Git Merge
Figure 3. Git Merge.

The rebase workflow creates a linear history in the main branch, but it hides how different features were developed in parallel. This may not always be desirable. For Libre Solar we generally suggest to use the rebase workflow for rather small changes and the merge workflow for more complicated updates and complete feature additions.


You should never rebase a branch which is used by multiple people, especially the main branch. If a branch is rebased and force-pushed to the remote repository, it cannot be pulled by others without conflicts anymore.

# Pull Requests

Pull requests are a concept of GitHub, which allow to propose a change to a repository. You request the maintainer of the repository to pull your changes in. In GitLab this is called Merge Request.

In order to create a pull request you usually fork the repository to your own GitHub account first. In your own fork you can work on changes (preferably in dedicated branches) and push them back to the remote repository. Afterwards you can create a pull request via the GitHub user interface to propose updates to the original repository you created the fork from.

For Libre Solar we follow the approach to merge only clean pull requests. This means that fixes based on review comments should be addressed in the original commits instead of adding another commit with the fixes. This approach is also followed by Zephyr (opens new window).

If you want to fix the last commit in the history, you can just add the fixes and ammend the last commit:

git add <fixed-file>
git commit --amend

However, if you want to fix an older commit, you need to use interactive rebase starting with the commit you want to change. If this is for example the second commit in the history, use the following command (with -i for interactive):

git rebase -i HEAD~2

Another way to jump to a specific commit is to look at the history first and afterwards reference a specific commit.

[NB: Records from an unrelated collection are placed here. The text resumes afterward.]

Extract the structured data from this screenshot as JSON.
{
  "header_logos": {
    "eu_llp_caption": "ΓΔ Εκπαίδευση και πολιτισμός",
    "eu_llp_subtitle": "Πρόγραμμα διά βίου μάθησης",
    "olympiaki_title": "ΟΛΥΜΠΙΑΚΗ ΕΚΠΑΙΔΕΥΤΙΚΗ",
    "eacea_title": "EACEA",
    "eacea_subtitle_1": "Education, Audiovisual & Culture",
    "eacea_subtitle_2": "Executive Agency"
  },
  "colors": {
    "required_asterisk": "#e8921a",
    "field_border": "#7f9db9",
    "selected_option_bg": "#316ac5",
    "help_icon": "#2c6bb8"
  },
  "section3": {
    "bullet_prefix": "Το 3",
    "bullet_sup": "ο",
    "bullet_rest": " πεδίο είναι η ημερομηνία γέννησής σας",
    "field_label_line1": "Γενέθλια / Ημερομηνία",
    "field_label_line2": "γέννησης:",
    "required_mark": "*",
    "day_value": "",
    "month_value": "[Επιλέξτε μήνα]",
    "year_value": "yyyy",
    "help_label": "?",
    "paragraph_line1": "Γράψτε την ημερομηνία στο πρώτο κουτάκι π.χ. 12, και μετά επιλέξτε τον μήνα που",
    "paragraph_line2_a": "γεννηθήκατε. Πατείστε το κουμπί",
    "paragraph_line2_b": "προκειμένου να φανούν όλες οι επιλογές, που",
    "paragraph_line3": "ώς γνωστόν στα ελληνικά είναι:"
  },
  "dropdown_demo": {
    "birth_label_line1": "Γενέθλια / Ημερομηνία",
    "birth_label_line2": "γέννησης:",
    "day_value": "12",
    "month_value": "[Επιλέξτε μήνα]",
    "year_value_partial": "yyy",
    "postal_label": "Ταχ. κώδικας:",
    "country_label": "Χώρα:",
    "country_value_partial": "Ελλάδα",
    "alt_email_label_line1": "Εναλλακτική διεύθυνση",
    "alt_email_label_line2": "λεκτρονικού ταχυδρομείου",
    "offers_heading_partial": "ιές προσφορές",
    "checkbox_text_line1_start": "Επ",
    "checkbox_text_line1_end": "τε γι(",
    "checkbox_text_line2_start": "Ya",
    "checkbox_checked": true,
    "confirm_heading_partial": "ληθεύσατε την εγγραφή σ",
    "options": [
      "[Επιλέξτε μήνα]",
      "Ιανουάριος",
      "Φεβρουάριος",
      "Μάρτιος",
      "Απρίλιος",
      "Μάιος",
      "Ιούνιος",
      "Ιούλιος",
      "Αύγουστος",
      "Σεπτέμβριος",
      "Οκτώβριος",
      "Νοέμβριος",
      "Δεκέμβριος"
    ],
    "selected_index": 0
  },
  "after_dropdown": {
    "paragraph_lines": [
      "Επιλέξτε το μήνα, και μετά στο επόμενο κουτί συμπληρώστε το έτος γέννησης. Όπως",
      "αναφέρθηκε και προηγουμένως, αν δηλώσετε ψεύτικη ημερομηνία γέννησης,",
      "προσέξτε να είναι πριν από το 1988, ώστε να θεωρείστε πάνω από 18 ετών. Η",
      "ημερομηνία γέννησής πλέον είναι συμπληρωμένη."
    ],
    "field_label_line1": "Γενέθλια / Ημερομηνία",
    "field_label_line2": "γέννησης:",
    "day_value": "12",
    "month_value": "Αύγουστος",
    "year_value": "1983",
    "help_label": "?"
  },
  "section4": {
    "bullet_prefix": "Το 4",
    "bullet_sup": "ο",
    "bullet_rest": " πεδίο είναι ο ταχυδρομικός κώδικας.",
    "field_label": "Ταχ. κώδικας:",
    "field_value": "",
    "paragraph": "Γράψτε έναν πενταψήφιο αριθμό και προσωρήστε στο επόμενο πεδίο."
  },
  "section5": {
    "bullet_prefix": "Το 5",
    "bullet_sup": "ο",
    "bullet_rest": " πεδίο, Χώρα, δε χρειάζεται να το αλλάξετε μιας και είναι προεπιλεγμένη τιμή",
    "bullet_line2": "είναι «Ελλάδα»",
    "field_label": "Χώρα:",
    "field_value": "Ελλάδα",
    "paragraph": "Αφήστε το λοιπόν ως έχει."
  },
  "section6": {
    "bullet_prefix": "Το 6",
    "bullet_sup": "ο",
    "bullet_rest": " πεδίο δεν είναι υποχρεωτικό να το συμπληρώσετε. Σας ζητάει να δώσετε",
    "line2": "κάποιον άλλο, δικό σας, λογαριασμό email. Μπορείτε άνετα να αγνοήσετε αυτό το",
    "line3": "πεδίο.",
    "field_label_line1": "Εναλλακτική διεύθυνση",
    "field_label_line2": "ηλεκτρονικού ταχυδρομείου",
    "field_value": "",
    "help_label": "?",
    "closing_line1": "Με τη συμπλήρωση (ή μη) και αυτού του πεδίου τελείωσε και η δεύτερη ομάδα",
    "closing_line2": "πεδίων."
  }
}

git log --oneline
git rebase -i <commit-id>^

Note the ^ a th the end. If it is omitted, the rebase will start after that commit and not include the commit itself.

The interactive rebase will ask you which commits in the list you want to edit. Afterwards you can git add any changes to the old commit. To finish editing a commit, call:

git rebase --continue

Now that the history has been rewritten, you can't just push this command to the remote repository like before, as git will complain about conflicting changes. Instead, you need to force-push to the feature branch:

git push --force origin feature-branch

# Submodules

A repository can contain submodules, which are basically other repositories integrated in a subfolder.

Keeping submodules in sync with the main repository can sometimes be a bit tricky.

If a repository with submodules is cloned via the command line (or downloaded directly from GitHub), the submodules are not pulled automatically and the directories will be empty. The following command should be used to clone a repository including all its submodules:

git clone --recursive <your-repo-URL>

If you cloned the repository already and want to pull the submodules, run:

git submodule update --init --recursive

If the submodule in your repository was updated and you pull the changes, the submodules need to be synchronized manually in an additional step by calling:

git submodule update

If you updated the submodule yourself and pushed the submodule from the submodule directory, you can point the main repository to the new status of the submodule similar to any normal file that has been changed.

git add <path-to-your-submodule>
git commit